With Congress and President Donald Trump recently raising the tobacco age to 21 and banning various flavored nicotine products, the nanny state’s new target is menthol-flavored cigarettes.
Few products are as loathed by public health campaigners as menthol cigarettes, and not without cause. Just like regular cigarettes, if used as intended, menthol smokers risk cancer and early death. As a result, Rep. Frank Pallone (D, NJ) is now pushing for a ban on the sale of all flavored tobacco products, including smokeless tobacco, e-cigarettes, cigars, and, of course, menthol cigarettes.
The New Jersey Democrat’s proposal would amount to the most sweeping prohibition in 100 years. But the traditional arguments for menthol prohibition are themselves a relic of a bygone era when smoking rates were high, cigarette prices were low, and tobacco advertising was ubiquitous.
The most common claim made against menthol is that it appeals to supposedly naive young people in a way that regular cigarettes don’t — by masking the harsh taste of tobacco smoke. Critics claim menthol is even more addictive than regular cigarettes, thus posing a potentially greater health risk to users and increasing child and adult smoking rates alike.
Our new study shows this is not the case.
Using data from the federal National Survey on Drug Use and Health and industry distribution figures, we examined data from all 50 states and Washington, D.C., for the years 2008 to 2018 to determine if there was a strong positive relationship between the distribution of menthol cigarettes and youth smoking.

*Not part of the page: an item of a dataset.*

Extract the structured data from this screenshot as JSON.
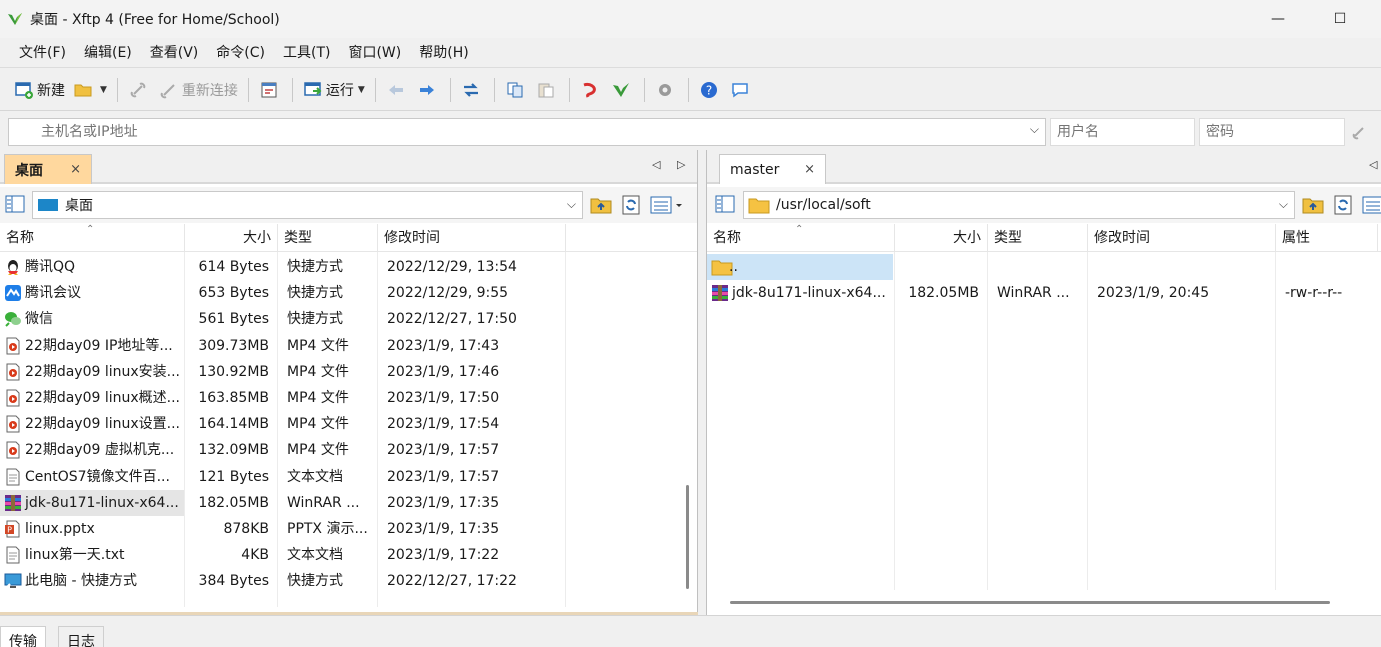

What we discovered is that states with a bigger proportion of menthol cigarette distribution relative to non-menthol actually had lower rates of child smoking on average. States with the highest levels of distribution of all types of cigarettes had higher rates of both adult and child smoking on average.
The only predictive relationship we found is in line with what the public health literature has shown for decades: Children learn from the adults in their lives, so the more adults who smoke, the more children also smoke. Consequently, the best way to lower the youth smoking rate is not to ban menthol cigarettes but to help their parents and adults in their lives quit smoking.
The results should not be surprising since the prevalence of menthol has changed dramatically over the last decade. According to an analysis of the National Youth Tobacco Survey data conducted by the Food and Drug Administration and the Centers for Disease Control and Prevention, the percentage of high school smokers using menthol cigarettes fell from 54.5 percent in 2014 to 46.1 percent in 2018. And in 2019, just 5.8 percent of young people were smoking — a record low.
Many menthol opponents will ask about smoking rates among African Americans, since the majority of black people who smoke use menthol products. But according to the latest CDC data, just 3.2 percent of African American teens are smokers, one-third the smoking rate of white teens. African American youth are, in fact, the least likely to smoke cigarettes of any teen group.
As for African American adults, they smoke at the same rates as white adults.
Several exhaustive studies have shown menthol cigarettes to be no more dangerous than regular cigarettes, with menthol smokers tending to live longer on average than non-menthol smokers. This is not because menthol is healthier, but because they smoke fewer cigarettes per day, according to our analysis.
African American adults who smoke are much more likely to smoke menthol, so a major concern is that a menthol ban could lead to black markets, as well as significant discrimination and an increase in law enforcement officers targeting African American communities. History shows that banning a product such as menthol cigarettes disproportionately harms racial minorities as law enforcement targets the people buying and selling them.
Rather than implementing an unnecessary ban that would deliver numerous negative consequences, lawmakers and public health officials should recognize youth smoking is already on the decline and setting record lows without any government intervention. To further improve public health, they should promote adult smoking cessation and approve products that offer safer alternatives to smoking.
This column originally appeared in the Washington Examiner.